Sanders, the oldest player on the roster, is quarterback Josh Allen’s third-most targeted receiver through three games (20) behind Stefon Diggs and Cole Beasley, Sanders’ former college teammate at SMU. Sanders has 11 receptions for 194 yards and two touchdowns, both of which came against Washington in Week 3. He leads all of the team’s wide receivers in percentage of snaps taken (83.8%).

“He's been great for me,” Allen said. “I know he's been great for the other guys in this locker room. And to have that guy who's been there and done it and won the whole thing, to have his presence, I think that's huge for us. And it's only going to continue to get better, in my opinion.”

Sanders’ role in coordinator Brian Daboll’s offense has been stretching the field. His average target depth is 16.3 yards downfield, seventh most in the NFL. Of his receiving yards thus far, 117 have come on vertical routes, which is in stark contrast with his performance last year in his only season with the New Orleans Saints in which his average target depth was a career-low 8.98 yards.

So why downfield?

Sanders proudly shares speed is not an issue. Last week in practice he clocked the second-fastest time on the team.

"The old man’s still got it,” he said.

And it’s showing during games.

He is averaging the third-fastest speed (13.6 mph) in the league at the time of targets, per NFL Next Gen Stats. The only players ahead of him are Allen Lazard of the Green Bay Packers and Devin Duvernay of the Baltimore Ravens, two receivers under the age of 26. In comparison, Sanders averaged 9.83 mph last season in New Orleans.
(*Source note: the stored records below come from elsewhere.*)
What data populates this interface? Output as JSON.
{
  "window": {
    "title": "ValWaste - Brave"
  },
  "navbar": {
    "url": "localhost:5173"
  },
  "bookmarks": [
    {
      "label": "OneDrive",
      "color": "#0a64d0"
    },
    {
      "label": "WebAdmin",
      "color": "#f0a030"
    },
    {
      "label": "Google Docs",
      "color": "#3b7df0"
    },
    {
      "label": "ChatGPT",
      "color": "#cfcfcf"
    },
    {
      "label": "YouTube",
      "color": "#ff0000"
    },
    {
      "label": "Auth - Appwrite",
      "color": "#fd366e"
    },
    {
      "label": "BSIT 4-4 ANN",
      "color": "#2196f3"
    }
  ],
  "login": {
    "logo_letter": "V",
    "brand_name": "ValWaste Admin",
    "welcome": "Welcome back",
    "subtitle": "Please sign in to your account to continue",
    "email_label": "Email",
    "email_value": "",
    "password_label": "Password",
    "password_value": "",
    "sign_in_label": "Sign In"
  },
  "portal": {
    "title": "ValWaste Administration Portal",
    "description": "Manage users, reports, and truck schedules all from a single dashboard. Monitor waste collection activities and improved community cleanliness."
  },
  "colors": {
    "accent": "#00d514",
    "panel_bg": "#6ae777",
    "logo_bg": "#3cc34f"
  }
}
He attributes part of that to cleaning up his diet. Less sugar, more water and better overall choices.

“I've been taking really good care of my body, and obviously, from a nutrition standpoint, I made some adjustments,” Sanders said. “I'm not young and my body tells me [that], so when I wake up in the morning, it's like, as bad as I want to eat pancakes with syrup, man, your body already feels like s---. How do you think that's gonna make you feel? Is it gonna make you feel better or worse? I kind of go with the healthier choice. It's crazy how the body tells you exactly what you need to put in it. It's been paying off for me.”

Thus far, bringing in Sanders has worked out for the Bills. The only player to have won a Super Bowl on the roster, the wide receiver was one of the vocal players at the team’s practice following a season-opening loss to the Pittsburgh Steelers.

“I think a lot of the players look up to him,” coach Sean McDermott said. “And when you just watch how he goes about his week, he gets himself prepared mentally and physically. It's great to see a guy do that and then also do good things in our community, as I mentioned last week. And so I appreciate the way that he's embraced Buffalo.”

His brief time in Buffalo has included restarting his foundation and spending time in the community. When it comes to embracing his new team on the field, Sanders’ block in the Week 2 win over Miami sprung open running back Devin Singletary for a 46-yard touchdown run. He called that block one of the favorite plays of his career.

“I just want to win. I don’t care about stats. I’ve already done it all -- what have I not done?” Sanders said. “So, for me I just want to win, get to the playoffs, win, get to the Super Bowl, win."